What is being asked: Work out how many lines of the data contain "text" and reply with that number alone.

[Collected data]

=======

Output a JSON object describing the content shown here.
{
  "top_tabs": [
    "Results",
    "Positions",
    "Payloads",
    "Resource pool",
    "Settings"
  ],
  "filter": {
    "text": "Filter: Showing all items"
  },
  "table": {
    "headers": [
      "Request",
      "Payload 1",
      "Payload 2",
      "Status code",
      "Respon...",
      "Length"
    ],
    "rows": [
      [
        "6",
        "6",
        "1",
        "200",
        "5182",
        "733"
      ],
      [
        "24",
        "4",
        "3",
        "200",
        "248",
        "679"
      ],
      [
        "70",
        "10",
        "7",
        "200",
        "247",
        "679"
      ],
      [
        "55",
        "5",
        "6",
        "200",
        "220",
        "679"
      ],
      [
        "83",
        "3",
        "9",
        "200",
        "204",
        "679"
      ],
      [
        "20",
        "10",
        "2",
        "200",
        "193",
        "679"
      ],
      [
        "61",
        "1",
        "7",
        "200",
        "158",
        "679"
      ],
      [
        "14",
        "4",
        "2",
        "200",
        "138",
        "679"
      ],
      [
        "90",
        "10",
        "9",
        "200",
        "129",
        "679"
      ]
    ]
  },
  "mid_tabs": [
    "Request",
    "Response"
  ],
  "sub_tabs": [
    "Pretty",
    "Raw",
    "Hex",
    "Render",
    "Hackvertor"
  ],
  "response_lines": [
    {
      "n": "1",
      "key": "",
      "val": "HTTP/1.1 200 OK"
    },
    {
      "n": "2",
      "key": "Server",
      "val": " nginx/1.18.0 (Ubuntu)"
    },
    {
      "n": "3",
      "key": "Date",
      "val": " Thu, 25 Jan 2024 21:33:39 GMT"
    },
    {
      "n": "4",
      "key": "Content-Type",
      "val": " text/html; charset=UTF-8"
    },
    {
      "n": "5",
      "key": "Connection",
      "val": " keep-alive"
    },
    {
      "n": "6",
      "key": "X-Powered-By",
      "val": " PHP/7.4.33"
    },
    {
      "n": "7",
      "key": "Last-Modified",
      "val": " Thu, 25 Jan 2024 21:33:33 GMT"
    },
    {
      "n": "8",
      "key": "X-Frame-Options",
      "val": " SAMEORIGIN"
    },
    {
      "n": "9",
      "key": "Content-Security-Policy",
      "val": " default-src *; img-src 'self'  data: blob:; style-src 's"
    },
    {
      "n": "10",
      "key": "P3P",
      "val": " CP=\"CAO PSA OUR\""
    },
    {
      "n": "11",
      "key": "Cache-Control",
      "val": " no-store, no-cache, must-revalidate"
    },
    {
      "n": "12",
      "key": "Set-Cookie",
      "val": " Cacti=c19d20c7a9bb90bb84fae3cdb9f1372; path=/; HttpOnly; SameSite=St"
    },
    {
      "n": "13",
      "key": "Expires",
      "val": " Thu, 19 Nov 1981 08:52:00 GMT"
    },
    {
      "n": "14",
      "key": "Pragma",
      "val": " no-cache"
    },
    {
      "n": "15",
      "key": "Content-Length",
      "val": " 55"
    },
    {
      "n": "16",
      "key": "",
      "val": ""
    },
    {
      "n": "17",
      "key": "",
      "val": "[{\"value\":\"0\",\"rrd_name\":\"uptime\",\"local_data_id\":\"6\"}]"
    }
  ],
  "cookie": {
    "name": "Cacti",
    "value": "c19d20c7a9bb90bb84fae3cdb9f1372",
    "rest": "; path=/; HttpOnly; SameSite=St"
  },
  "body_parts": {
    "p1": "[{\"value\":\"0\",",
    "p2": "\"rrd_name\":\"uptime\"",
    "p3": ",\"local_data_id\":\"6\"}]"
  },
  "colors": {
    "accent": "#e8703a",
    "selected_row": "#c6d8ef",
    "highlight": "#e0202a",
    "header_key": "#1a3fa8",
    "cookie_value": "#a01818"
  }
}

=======

Task output: 2